ACE Board of Directors, June 2012
Several points stand out to me in the statement above. One, diversity is critical to the education of our students. Two, the affirmative action programs that colleges put in place to create more diverse campuses do not require the admission of unqualified students. Three, the use of quotas does not have a place in a college’s admissions and affirmative action policies. Four, which is reflective of the beliefs I expressed in previous columns in this paper, “there is no single model of a good college, and that no single standard can predict with certainty the lifetime contribution of a teacher or a student.” To rephrase this a bit, a good college is a college that helps its students become educated adults, ready to assume their place in a world community. A good college is one that works hard to foster growth and success, and that provides its students with opportunities to grow in physical, intellectual, and emotional ways. Many colleges can contribute in these ways to a student’s growth, and rejection from a preferred college does not mean that opportunities for this kind of growth are now closed off. Further, there is no way to predict that a student who attends a particular college or a particular type of college will be successful in their career and life.
When I consider these points I think about my own experiences in college admissions. Where I worked, at Oberlin College, there was never a mandate to admit X number of students in a given year and not one student more. This is not how college admissions works and it is not how any college or university that I am familiar with works. College admissions directors are under considerable pressure to “get it right.” That is, to admit enough students that those who choose to attend will be sufficient for the college to have a student body of the most appropriate size and, of course, to make its budget. (In other articles I discussed the concept of “yield,” the number of students, of all those offered admission, who actually choose to attend a given college.) It’s not always easy to predict the number of students who will choose to attend in any particular year. Further complicating things is that in some years the applicant pool is especially rich and the college can be particularly selective. Other years are different and the overall quality of the applicant pool is not as strong. A student with a particular profile may be admitted in one year and not in another depending on the overall strengths of the admissions pool. But in my experience, those late night discussions among the admissions staff over pepperoni and mushroom pizza have never involved admitting one stellar student but rejecting another simply because there is no more room, because we have reached X and cannot extend any more offers. It is not a zero-sum situation. Nor have our discussions involved admitting unqualified applicants merely because of their race. Or because they are a pole vaulter. Or because they play the bassoon. Or because they are from Fergus Falls, Minnesota.
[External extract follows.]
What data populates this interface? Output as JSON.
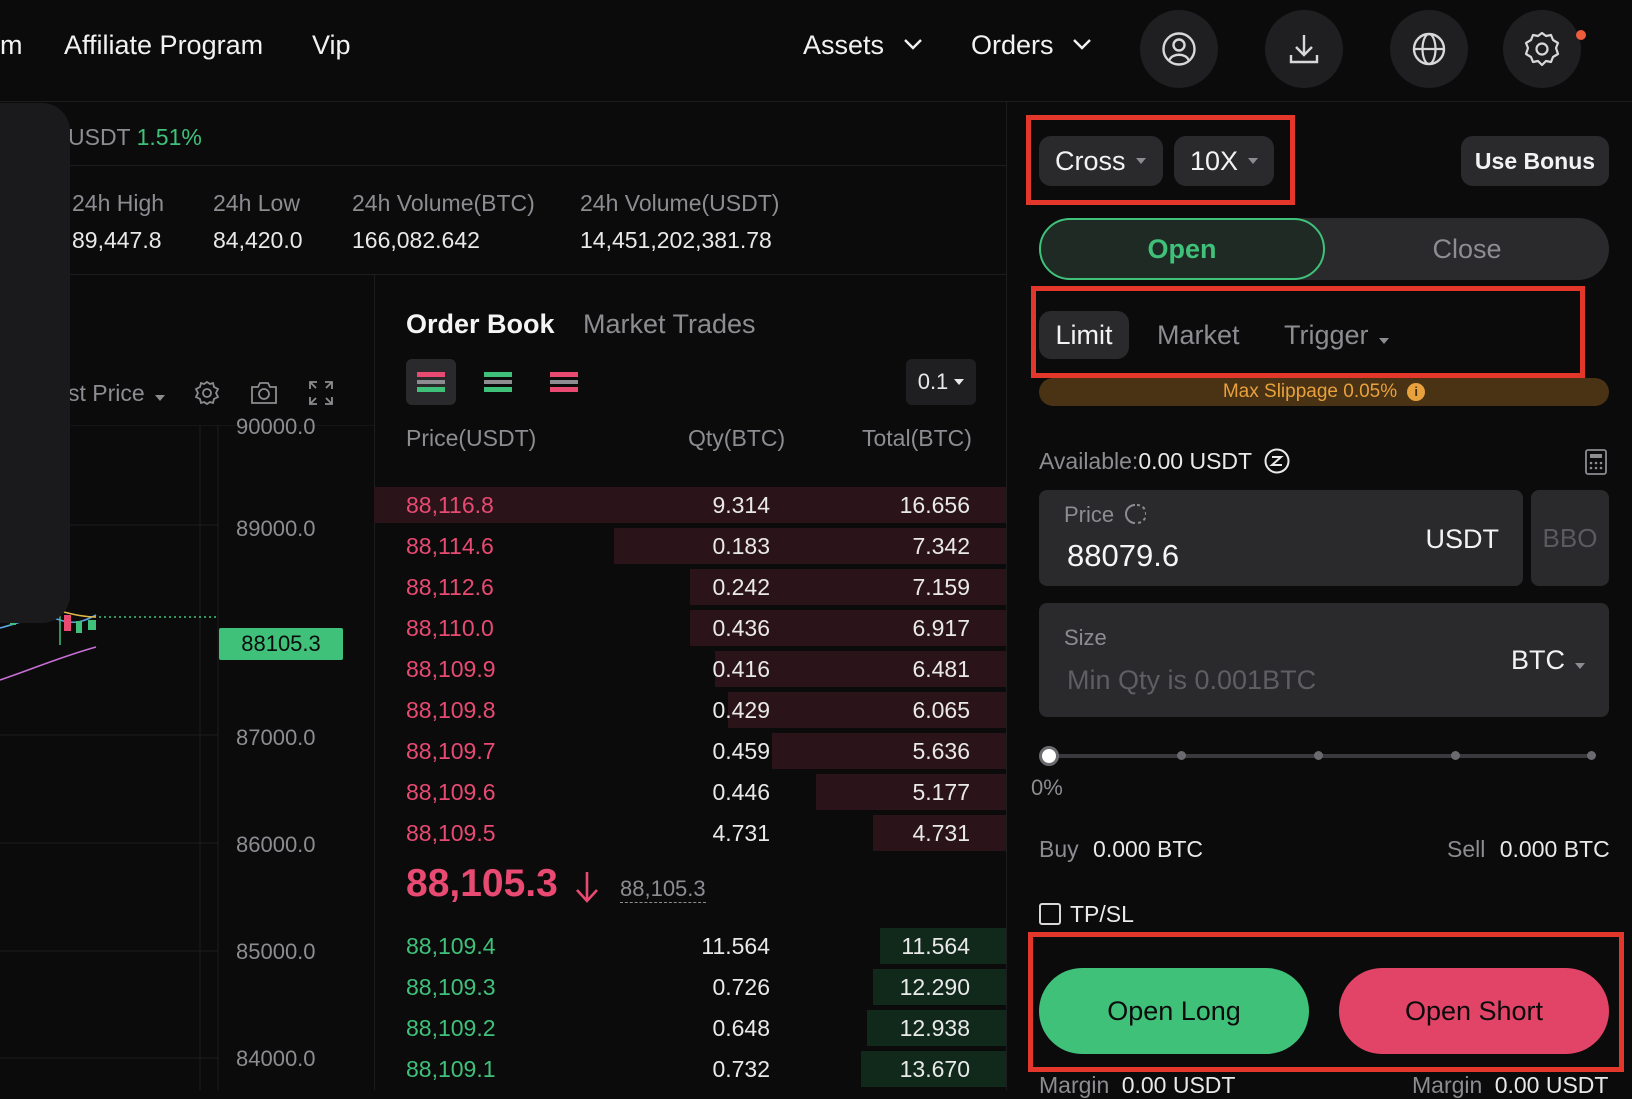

When applicants are turned down from their first (or second, or third) choice college it is typically for multiple reasons. And I know how it feels and it doesn’t feel good. But, as discussed in previous articles (see Admissions Through an Equity Lens) there are many vagaries in the admissions process that have nothing to do with race. Sometimes the unmeasurable aspects of the admissions decision are used to deny admission and at other times to accept an applicant. All people are more than their GPA and test scores and I believe a holistic approach contributes to the cultivation of a student body that is diverse in the most interesting ways.